The picture is from William Swislow's wonderful Interesting Ideas blog, an amazing clearinghouse of links galleries and additional resources committed to spreading the good word about "outsider, vernacular, self-taught and folk art, roadside art and architecture, weird cultural insights and warped politics."
Chicago's most vibrant art scene is not to be found in the galleries of River North or Wicker Park, but stretching along the city's longest street, Western Avenue. The work in this spontaneous gallery is unpretentious and, for the most part, unheralded. Its functional purpose does nothing to diminish its creativity or its range, from isolated drawings to full-blown art environments. And though these pages include images from all over Chicago, most of them are from Western Avenue itself -- the world's most artistic street.
Of course, what I like best about this picture is what it says (the warm, soft joy it expresses) about dough rather then its aesthetic merit, fond though I am of its lithe rendering of "Fried" followed by the bold, meaty "Dough." Sadly, Swislow informs us, the "emphasis on fried dough did not sustain this edition of the restaurant at 31st Street and the Dan Ryan Expressway."

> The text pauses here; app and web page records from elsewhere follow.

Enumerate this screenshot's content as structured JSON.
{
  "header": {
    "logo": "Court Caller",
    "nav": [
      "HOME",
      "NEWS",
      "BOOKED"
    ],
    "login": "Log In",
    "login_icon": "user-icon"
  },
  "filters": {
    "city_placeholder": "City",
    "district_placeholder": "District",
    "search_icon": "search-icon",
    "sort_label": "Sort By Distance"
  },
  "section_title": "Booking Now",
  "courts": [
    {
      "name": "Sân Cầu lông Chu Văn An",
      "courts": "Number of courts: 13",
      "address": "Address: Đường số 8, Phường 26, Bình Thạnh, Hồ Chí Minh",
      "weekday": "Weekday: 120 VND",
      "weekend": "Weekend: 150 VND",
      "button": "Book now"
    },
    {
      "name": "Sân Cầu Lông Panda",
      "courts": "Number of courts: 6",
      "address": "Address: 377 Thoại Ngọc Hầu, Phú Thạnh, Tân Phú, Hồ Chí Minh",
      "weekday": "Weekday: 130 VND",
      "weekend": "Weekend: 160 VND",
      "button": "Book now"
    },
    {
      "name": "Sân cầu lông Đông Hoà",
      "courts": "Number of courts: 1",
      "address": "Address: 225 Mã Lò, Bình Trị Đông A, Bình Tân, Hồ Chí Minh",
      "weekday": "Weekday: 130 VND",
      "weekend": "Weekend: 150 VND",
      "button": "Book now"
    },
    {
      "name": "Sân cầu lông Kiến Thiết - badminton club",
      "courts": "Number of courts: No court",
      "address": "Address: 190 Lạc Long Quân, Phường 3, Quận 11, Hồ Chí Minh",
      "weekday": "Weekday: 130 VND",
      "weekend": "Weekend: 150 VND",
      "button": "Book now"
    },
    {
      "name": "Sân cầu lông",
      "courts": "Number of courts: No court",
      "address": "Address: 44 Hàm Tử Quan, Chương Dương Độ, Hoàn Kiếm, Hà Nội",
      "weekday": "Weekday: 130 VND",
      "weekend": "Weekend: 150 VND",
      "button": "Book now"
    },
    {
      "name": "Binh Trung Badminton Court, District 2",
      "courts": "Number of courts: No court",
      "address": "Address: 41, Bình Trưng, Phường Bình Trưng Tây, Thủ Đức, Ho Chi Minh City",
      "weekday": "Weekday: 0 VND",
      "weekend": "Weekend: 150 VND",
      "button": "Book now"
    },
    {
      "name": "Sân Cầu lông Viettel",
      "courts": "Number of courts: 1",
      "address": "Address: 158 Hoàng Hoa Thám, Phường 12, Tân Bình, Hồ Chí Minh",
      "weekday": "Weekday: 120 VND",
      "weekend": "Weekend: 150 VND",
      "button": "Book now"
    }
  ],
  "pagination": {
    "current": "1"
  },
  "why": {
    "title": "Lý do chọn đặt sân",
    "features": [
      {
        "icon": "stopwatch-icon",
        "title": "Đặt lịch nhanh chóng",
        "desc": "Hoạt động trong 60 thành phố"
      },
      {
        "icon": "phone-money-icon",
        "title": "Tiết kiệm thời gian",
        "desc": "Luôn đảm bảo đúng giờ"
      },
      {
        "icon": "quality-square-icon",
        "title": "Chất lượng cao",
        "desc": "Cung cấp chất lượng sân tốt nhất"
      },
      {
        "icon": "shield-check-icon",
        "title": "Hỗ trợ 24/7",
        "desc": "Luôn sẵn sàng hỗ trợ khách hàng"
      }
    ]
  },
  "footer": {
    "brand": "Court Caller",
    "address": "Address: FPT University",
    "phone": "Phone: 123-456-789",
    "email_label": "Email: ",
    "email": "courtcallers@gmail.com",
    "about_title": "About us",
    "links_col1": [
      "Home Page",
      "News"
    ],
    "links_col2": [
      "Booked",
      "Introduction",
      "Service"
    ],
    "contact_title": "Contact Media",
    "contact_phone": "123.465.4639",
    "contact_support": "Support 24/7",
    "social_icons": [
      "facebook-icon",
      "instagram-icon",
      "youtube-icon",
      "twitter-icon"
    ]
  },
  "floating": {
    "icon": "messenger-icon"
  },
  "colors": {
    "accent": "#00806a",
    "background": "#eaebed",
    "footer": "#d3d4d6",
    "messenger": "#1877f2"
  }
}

(Thanks to Joe and his mighty Liminal for leading me to this doughy goodness.)